▸ Exercise
Tally the lines in the entries below where the string "placeholder" occurs. Reply with the total alone.

▸ Element data from apps and pages

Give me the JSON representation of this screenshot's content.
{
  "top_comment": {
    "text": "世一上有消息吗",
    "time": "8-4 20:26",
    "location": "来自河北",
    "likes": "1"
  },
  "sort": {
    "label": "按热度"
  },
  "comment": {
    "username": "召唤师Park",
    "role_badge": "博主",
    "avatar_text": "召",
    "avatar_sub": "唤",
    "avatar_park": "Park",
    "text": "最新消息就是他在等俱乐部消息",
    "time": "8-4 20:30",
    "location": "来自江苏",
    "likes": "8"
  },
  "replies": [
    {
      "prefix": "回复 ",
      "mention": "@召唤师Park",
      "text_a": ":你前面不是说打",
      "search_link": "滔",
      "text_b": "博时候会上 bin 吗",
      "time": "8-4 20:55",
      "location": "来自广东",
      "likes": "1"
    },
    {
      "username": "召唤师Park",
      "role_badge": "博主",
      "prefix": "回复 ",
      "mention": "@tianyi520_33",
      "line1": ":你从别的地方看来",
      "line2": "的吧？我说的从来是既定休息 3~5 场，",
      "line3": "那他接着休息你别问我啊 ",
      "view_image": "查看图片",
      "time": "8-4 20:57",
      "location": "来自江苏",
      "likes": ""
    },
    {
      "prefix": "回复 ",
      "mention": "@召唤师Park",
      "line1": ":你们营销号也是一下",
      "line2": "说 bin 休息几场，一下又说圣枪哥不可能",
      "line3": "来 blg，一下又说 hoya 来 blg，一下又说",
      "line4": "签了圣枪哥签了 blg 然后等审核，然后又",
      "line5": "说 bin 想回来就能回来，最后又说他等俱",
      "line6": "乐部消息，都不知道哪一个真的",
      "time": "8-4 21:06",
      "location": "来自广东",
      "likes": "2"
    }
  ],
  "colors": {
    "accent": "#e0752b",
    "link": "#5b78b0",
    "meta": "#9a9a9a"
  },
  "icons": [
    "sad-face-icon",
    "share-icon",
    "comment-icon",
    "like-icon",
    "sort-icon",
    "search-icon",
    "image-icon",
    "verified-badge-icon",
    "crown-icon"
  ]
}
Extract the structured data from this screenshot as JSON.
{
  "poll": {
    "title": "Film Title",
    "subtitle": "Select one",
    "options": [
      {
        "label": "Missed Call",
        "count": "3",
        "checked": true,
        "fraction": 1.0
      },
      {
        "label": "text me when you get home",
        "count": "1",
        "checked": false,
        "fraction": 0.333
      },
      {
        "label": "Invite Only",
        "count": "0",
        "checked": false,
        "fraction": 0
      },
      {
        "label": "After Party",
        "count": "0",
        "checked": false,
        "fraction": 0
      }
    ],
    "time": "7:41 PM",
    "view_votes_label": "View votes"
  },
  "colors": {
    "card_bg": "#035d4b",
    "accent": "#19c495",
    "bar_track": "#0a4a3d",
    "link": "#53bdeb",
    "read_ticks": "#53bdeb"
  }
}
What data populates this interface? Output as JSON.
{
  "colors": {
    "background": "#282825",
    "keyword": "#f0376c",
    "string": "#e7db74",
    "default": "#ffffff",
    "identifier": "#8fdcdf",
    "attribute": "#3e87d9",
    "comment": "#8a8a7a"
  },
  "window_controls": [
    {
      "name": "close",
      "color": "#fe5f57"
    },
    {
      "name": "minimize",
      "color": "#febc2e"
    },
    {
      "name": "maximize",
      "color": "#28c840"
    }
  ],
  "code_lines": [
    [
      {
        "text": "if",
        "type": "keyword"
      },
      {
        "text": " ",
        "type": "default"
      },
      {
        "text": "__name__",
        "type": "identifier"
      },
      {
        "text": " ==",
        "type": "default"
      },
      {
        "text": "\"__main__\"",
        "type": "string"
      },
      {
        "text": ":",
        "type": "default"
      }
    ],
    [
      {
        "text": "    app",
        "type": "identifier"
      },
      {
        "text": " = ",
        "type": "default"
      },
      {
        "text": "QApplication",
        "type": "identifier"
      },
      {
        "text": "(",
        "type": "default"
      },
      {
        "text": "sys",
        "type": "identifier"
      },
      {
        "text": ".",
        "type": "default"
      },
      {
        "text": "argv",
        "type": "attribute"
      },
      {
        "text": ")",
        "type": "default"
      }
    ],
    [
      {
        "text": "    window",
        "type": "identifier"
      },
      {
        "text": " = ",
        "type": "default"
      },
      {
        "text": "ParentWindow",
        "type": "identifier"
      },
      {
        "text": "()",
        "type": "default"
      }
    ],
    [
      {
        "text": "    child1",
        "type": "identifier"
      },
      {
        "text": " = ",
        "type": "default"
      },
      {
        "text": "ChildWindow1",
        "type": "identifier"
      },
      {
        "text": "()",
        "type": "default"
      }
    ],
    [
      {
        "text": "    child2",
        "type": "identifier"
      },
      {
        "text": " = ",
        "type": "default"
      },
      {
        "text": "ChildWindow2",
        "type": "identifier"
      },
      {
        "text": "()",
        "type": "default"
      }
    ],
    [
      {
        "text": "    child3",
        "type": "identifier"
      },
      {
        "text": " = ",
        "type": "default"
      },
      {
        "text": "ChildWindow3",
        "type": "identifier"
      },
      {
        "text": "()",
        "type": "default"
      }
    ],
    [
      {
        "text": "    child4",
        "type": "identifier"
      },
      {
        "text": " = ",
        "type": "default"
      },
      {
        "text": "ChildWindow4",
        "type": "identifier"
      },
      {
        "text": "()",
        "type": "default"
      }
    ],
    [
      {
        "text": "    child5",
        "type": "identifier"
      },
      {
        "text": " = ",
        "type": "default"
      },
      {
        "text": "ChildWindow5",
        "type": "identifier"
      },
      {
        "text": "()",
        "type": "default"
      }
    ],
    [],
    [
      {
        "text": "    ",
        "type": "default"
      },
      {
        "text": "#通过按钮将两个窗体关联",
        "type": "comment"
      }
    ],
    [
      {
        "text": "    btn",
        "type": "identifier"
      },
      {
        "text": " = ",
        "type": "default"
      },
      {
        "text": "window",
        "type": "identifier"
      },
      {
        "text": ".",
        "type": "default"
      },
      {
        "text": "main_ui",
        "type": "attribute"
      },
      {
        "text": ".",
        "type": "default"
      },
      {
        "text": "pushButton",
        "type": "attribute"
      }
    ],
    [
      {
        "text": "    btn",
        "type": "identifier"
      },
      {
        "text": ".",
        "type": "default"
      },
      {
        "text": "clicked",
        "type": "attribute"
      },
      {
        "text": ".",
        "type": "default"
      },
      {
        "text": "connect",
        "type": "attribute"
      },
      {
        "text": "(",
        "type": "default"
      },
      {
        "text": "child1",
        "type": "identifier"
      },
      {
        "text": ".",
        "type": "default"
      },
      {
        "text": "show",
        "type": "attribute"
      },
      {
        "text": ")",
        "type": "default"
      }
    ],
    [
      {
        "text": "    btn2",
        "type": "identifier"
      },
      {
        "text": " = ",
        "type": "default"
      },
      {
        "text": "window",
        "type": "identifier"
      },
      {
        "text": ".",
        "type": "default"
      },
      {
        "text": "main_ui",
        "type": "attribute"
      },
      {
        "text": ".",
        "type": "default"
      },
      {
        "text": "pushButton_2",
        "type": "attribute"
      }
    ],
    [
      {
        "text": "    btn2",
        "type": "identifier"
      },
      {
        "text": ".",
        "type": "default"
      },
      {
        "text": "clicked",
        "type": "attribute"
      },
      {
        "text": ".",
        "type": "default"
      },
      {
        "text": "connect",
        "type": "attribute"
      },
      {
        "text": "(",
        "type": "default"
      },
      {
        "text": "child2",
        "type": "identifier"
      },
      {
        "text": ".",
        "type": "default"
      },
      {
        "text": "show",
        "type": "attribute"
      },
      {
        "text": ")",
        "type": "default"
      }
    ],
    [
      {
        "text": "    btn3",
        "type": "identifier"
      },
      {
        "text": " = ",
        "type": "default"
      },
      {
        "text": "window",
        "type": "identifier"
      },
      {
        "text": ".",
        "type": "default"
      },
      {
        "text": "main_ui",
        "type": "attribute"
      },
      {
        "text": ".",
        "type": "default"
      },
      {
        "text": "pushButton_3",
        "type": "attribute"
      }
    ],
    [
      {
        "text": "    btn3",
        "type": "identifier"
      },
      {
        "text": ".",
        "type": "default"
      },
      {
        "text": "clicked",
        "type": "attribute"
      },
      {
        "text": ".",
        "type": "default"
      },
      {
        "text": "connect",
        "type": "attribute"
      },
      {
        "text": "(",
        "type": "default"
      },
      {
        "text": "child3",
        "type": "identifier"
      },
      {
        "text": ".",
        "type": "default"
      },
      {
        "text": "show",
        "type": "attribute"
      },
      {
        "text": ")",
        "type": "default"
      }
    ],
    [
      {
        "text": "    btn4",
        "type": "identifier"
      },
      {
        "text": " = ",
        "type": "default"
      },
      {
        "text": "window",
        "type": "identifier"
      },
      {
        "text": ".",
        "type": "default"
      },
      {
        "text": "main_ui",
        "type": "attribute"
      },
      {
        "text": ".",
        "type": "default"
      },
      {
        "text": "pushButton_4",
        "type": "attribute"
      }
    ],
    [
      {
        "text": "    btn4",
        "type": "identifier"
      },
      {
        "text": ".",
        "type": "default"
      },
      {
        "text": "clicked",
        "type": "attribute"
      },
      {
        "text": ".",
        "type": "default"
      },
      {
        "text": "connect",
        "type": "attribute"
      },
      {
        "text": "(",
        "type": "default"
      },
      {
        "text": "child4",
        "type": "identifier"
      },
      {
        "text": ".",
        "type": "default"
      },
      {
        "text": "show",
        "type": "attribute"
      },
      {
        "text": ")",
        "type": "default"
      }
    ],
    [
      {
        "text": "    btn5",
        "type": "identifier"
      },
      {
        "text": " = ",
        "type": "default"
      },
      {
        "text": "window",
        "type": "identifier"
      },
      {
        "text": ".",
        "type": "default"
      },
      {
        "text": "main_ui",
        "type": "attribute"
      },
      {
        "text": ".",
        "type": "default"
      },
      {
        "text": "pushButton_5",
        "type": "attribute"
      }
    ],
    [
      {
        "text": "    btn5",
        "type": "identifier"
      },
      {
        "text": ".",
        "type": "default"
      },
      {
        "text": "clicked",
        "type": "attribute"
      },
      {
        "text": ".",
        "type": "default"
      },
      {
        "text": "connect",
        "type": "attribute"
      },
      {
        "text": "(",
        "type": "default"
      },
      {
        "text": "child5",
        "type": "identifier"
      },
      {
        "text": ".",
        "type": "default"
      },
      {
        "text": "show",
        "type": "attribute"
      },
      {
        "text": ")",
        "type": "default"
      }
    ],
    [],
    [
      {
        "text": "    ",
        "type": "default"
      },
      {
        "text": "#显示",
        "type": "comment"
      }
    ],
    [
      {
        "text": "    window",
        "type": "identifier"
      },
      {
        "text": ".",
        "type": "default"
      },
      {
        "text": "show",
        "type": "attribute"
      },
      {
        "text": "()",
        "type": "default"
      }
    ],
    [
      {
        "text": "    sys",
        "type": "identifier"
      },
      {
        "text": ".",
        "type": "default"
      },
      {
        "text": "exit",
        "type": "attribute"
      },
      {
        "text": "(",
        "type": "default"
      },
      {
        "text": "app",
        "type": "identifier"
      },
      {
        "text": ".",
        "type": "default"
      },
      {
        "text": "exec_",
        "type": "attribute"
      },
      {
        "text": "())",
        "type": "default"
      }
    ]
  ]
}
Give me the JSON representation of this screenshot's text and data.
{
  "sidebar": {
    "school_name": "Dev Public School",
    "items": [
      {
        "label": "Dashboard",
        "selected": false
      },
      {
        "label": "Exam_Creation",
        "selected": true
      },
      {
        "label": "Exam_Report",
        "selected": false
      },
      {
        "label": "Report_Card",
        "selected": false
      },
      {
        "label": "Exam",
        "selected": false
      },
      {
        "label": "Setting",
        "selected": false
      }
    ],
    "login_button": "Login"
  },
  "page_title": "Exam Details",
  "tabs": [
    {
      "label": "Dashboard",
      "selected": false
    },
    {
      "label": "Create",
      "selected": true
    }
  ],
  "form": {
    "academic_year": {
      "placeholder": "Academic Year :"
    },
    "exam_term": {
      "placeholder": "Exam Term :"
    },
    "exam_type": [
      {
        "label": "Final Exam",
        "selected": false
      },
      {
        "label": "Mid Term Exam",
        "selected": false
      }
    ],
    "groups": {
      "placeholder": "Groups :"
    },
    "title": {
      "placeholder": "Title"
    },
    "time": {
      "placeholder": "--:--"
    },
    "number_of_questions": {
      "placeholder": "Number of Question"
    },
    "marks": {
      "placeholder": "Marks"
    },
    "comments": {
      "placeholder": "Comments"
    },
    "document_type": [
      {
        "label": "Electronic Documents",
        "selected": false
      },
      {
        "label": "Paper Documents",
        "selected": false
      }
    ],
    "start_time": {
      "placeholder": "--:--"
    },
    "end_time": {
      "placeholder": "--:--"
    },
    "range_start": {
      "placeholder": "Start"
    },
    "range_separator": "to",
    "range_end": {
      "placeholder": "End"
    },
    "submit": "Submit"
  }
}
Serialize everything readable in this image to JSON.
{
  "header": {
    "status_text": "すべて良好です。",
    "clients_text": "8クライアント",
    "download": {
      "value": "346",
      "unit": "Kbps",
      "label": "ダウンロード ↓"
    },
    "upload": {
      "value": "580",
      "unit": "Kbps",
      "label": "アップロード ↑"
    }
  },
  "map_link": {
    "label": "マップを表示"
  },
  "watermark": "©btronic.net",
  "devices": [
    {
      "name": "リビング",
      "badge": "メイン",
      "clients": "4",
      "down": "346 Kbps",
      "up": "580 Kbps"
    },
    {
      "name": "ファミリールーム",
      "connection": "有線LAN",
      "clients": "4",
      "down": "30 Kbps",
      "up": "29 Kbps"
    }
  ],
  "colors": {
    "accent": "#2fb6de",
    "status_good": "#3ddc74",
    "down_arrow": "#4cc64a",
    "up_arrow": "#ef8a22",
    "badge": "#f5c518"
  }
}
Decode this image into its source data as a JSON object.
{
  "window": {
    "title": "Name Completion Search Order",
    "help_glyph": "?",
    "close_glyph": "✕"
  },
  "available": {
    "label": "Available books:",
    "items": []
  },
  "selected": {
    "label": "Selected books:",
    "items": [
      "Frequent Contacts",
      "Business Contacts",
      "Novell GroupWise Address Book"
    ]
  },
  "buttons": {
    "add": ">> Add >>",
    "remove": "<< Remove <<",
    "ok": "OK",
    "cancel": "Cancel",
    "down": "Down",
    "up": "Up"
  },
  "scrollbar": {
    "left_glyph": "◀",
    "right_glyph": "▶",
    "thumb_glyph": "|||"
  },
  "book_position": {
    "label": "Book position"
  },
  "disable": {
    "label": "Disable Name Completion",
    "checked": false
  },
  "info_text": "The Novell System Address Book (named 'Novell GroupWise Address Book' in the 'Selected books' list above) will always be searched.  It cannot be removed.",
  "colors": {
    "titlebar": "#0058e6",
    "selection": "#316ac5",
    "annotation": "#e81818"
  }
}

▸ Answer to this problem
12